Here’s a very neat trick, that may actually be used to visualize how any graphic looks like as a 16×16 pixel icon – once you start designing one of those, you will realize that it is very hard to make a legible image on a 16 square pixels canvas:
Find any web page with any graphic you are interested in. Right click on the image and chose “View Image” from the dialog. A blank site should display with your chosen image and surprise: you can see a miniature 16×16 backup of the image as a favicon! Uhh… carry out I have to mention again that we are doing all of this in Firefox?
A hacker’s mind will immediately think about how great it would be to use this feature as a transformation tool. Unfortunately, unlike WEB BROWSER and Opera, Firefox doesn’t shop FavIcons in .ico documents, the icons are stored within an encoded format immediately in the bookmark file.
You can apply exactly the same principle to animated GIFs and you may notice that a miniature variant of the animation furthermore plays in the street address bar and on the tabs.
Perhaps one of the main reasons why you don’t see that many sites using animations is certainly browser compatibility. Animated favicons are not treated at all by Internet Explorer. A static image will never be extracted from the animation also. Rather, the default .htm icon (as defined in Windows’ filetypes) will undoubtedly be placed under one’s Favorites – once added, that is. The animations are not supported by Netscape, Opera, Konqueror, Safari; at least so it seems at the time of this writing. The Firefox spouse and children seems to be the only friend to animations, but as browsers evolve, broader support for animation will most likely come along (or, the concept will die).
So, why not benefit from this *today* and ‘beat the rush’?
Basically, this is one way it’s done:
1. You create a 16×16 animated GIF.
2. You upload the animated GIF to the “root” of your site, or to any other location.
3. You hardcode in your page the location where Firefox should look for the animation.
That’s really it, “big photo” wise.
If you don’t feel too creative or just don’t possess time and/or patience, a reputable professional design firm (such as Bsleek) will be able to create a nice animated favicon for you. Another option – I don’t endorse it, as your goal ought to be to excel through unique content material and push your personal image out there – is to find one of the many galleries online and sometimes download a all set made animated favicon or have a large animated GIF and resize it and/or edit it in one of the many available tools. There also are sites offering online animated favicon creation from the standard image (check out, discover “FavIcon from pics”, they have a straightforward but neat scrolling text feature).

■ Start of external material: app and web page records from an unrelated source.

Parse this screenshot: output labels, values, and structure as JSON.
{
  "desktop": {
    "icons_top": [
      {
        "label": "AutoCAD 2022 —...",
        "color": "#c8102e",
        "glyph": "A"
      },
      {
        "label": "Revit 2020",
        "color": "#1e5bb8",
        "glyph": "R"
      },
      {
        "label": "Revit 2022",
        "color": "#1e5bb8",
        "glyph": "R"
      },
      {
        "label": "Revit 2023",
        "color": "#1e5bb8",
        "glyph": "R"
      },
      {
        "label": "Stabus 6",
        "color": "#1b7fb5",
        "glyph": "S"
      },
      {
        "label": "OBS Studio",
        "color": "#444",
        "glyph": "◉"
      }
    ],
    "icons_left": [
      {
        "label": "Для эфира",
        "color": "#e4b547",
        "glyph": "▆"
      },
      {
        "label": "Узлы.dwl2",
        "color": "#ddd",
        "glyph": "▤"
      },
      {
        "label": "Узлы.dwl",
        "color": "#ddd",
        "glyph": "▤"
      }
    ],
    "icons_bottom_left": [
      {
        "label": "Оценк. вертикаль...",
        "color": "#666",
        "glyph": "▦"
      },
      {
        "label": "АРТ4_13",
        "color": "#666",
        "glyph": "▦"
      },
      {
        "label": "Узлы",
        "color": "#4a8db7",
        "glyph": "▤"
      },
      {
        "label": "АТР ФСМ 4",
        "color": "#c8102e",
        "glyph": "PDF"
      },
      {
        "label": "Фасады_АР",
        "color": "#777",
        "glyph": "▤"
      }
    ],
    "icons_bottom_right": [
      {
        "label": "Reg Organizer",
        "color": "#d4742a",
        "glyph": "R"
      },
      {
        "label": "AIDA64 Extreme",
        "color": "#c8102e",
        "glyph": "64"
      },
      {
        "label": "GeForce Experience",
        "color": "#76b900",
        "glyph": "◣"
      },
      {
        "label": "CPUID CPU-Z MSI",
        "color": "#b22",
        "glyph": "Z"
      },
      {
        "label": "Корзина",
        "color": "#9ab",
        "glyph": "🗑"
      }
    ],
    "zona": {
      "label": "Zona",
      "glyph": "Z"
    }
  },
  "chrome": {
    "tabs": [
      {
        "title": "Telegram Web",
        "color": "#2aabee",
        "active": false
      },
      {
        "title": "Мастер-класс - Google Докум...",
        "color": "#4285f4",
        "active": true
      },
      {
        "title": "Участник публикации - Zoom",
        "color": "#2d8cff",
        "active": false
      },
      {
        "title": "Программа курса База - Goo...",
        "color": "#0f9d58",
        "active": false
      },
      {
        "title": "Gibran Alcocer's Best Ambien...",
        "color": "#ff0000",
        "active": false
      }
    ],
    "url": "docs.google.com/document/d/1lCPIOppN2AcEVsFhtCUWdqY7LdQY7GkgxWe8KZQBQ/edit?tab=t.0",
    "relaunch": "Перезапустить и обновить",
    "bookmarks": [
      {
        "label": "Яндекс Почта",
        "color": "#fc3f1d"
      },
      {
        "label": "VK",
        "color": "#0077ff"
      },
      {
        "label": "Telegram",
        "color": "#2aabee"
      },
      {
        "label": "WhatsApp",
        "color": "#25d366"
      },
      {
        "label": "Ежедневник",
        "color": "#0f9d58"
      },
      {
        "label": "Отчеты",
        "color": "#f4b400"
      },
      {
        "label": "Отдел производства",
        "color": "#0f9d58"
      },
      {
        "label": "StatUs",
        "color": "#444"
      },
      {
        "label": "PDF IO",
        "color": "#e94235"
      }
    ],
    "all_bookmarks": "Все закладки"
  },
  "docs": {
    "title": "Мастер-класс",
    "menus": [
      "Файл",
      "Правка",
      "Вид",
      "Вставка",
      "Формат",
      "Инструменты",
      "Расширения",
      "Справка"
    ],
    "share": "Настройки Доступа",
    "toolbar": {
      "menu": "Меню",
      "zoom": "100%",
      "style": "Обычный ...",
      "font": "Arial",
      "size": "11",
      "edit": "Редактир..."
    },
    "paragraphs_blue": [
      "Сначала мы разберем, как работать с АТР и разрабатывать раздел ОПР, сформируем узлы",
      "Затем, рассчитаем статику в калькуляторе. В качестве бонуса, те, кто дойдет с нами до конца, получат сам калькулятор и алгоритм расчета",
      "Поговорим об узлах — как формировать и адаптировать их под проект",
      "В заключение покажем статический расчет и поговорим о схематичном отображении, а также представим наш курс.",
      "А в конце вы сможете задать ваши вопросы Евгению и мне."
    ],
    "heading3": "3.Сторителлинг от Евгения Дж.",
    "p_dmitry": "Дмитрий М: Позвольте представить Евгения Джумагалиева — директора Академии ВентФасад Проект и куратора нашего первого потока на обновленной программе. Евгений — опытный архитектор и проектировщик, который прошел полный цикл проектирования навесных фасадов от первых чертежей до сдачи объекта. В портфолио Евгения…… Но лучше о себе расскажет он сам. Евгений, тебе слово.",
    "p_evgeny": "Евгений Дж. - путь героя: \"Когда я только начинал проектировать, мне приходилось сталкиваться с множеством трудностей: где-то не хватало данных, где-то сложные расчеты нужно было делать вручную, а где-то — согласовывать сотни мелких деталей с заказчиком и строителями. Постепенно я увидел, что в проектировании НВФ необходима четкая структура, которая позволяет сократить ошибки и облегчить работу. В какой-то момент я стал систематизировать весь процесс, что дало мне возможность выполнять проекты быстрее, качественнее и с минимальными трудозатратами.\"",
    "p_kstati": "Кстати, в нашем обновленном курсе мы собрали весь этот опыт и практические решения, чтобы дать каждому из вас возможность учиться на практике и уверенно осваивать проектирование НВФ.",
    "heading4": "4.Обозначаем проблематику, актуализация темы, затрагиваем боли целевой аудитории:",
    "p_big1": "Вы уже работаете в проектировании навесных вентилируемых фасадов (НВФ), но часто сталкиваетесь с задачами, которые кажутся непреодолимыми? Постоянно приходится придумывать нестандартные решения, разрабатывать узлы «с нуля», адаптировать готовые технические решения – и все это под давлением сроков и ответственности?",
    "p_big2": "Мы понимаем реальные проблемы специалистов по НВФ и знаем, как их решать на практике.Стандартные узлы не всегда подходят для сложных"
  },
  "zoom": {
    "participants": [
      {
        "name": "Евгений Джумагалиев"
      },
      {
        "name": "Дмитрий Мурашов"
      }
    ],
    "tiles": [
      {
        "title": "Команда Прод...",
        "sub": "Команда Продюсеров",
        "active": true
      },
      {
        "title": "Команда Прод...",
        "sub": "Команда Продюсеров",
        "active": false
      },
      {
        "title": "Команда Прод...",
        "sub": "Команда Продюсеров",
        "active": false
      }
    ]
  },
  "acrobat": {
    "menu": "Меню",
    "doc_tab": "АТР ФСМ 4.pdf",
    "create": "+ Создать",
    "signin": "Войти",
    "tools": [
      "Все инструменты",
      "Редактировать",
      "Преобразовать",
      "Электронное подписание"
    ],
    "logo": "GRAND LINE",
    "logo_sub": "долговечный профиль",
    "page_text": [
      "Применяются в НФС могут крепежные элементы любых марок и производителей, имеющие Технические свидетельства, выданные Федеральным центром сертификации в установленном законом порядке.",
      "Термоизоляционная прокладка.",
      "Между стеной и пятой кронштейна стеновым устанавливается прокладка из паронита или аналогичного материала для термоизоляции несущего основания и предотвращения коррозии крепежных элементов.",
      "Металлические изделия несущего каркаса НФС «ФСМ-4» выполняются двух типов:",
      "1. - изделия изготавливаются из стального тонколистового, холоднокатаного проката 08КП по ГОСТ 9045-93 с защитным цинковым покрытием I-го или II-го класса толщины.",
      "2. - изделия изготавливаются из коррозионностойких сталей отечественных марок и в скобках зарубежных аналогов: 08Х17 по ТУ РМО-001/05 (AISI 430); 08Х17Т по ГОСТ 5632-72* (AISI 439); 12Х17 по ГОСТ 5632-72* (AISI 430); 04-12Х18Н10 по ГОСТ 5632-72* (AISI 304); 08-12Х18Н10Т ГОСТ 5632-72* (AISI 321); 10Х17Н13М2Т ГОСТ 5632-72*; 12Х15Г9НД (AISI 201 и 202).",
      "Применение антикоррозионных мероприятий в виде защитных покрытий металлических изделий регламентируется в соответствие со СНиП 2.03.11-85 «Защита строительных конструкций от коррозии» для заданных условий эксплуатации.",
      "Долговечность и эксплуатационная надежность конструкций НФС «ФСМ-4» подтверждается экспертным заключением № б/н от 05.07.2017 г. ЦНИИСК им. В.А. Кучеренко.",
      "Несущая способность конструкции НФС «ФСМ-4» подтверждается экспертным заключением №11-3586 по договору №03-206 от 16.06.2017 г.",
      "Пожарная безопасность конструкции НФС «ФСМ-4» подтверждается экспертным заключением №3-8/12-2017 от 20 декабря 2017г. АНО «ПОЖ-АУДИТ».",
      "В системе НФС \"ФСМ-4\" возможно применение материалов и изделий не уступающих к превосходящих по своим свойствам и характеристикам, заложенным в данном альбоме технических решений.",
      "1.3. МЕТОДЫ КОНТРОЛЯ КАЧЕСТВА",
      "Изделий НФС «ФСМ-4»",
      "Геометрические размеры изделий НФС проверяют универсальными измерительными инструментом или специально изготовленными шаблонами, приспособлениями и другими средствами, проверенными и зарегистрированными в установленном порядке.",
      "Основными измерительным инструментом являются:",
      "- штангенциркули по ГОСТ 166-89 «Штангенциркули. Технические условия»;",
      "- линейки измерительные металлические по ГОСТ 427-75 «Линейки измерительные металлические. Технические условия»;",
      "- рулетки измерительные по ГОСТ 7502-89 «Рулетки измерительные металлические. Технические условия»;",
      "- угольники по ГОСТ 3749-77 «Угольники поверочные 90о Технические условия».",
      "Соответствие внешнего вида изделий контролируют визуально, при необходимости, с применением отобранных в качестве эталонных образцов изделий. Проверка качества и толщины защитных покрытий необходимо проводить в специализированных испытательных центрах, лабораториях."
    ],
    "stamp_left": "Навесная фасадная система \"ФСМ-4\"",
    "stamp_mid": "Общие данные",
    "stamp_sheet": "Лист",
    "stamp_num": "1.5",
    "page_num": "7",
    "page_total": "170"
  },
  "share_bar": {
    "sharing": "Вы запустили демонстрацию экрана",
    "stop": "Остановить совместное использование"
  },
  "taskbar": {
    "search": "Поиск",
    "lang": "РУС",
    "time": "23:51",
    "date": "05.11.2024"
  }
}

For anyone who is however a fellow do-it-yourselfer, after that let’s elaborate and look at some techniques and useful tips:
As far as tools go: If you’re a lucky operator of Adobe’s excellent Photoshop, you then also have a companion software called ImageReady. Linux users have Gimp, a remarkably powerful and free graphics software that can easily handle animated GIF design. What many people have no idea is that Gimp can be available for free for Windows and the Mac. Addititionally there is GIMPShop in the wild, which is a nifty GIMP version for the photoshop-inclined audience (did I mention free?). There are also many specialized GIF animation manufacturers, some freeware, some not.

Jordan Gilbert

Back to top